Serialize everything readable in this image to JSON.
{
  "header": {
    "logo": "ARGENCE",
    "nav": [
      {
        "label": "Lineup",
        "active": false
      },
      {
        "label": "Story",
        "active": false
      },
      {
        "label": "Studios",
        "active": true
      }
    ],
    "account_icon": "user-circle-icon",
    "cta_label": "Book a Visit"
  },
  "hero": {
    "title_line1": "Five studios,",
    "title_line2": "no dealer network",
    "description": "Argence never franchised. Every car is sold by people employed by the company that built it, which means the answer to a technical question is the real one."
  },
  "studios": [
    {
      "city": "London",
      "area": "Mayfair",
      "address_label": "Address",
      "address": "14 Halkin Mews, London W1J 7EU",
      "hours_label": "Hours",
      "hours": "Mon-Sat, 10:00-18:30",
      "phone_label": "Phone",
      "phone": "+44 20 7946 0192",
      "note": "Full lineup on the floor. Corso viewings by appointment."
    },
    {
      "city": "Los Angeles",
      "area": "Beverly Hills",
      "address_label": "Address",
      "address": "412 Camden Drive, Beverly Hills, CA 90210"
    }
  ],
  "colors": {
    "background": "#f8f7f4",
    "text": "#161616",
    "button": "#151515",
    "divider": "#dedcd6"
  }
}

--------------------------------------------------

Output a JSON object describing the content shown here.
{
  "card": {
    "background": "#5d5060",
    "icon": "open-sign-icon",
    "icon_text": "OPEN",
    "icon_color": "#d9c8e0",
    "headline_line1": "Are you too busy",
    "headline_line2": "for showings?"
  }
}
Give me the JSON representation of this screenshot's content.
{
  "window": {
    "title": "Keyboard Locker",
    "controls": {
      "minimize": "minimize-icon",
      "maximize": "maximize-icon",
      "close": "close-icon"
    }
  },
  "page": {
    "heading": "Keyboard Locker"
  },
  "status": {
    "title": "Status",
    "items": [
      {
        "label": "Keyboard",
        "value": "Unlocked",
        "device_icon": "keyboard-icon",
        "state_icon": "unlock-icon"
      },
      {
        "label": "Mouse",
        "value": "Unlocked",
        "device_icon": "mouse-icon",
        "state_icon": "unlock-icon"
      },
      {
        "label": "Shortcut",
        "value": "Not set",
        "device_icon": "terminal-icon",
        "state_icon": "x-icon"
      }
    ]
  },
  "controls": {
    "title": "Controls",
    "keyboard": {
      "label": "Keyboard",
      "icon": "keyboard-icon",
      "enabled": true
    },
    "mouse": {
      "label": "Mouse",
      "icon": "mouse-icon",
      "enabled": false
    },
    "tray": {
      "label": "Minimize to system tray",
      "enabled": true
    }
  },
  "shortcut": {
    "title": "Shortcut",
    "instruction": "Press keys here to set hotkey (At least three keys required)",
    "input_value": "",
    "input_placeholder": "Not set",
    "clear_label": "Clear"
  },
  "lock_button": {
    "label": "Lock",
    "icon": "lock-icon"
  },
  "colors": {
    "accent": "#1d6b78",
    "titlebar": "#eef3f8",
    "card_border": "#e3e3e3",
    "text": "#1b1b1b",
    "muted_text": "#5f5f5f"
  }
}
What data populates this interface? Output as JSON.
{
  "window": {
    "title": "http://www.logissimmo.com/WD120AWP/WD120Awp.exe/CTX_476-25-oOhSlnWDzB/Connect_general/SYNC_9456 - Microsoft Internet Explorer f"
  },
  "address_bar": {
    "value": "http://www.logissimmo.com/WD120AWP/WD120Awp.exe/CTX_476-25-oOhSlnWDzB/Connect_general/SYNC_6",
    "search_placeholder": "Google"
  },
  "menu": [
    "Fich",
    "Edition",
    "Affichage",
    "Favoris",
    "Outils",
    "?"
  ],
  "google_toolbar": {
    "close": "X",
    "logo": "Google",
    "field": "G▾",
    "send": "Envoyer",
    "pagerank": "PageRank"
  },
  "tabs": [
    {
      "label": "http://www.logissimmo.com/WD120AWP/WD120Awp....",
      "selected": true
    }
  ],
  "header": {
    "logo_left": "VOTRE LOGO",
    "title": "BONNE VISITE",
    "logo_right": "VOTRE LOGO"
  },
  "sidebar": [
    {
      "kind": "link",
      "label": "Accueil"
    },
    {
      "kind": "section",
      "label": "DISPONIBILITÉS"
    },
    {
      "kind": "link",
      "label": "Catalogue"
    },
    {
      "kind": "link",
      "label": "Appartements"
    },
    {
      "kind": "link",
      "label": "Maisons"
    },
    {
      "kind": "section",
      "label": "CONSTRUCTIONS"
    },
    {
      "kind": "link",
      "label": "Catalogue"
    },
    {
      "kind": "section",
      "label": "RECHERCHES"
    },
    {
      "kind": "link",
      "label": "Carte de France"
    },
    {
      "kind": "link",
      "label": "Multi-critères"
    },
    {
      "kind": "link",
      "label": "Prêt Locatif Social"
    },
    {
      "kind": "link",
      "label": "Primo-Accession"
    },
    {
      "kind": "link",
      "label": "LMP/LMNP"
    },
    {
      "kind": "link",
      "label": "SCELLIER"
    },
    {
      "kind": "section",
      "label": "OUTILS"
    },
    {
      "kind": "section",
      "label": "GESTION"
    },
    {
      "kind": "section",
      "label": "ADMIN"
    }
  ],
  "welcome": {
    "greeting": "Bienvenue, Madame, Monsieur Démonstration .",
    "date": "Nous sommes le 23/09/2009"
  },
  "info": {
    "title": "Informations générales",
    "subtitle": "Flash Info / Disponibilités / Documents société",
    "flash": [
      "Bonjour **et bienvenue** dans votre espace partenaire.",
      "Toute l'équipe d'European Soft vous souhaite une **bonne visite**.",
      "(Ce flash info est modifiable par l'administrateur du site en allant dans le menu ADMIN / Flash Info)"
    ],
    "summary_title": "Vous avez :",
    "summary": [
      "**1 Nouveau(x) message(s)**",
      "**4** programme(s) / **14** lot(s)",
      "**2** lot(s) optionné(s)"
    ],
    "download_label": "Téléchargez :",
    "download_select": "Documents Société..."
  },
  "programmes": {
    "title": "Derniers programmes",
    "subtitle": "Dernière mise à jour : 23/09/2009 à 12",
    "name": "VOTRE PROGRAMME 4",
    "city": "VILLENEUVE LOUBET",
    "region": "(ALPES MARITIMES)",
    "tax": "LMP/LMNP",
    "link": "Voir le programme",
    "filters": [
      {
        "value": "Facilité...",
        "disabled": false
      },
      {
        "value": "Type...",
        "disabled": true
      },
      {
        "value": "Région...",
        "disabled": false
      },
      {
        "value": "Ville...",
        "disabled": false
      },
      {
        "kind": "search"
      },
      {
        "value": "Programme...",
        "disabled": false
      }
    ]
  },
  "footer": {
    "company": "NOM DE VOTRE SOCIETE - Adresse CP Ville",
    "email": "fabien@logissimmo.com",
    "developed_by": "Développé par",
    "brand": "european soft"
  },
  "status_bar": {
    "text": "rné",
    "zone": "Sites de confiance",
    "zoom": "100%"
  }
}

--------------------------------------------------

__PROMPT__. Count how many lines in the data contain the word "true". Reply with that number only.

__ANSWER TO THIS TASK__. 5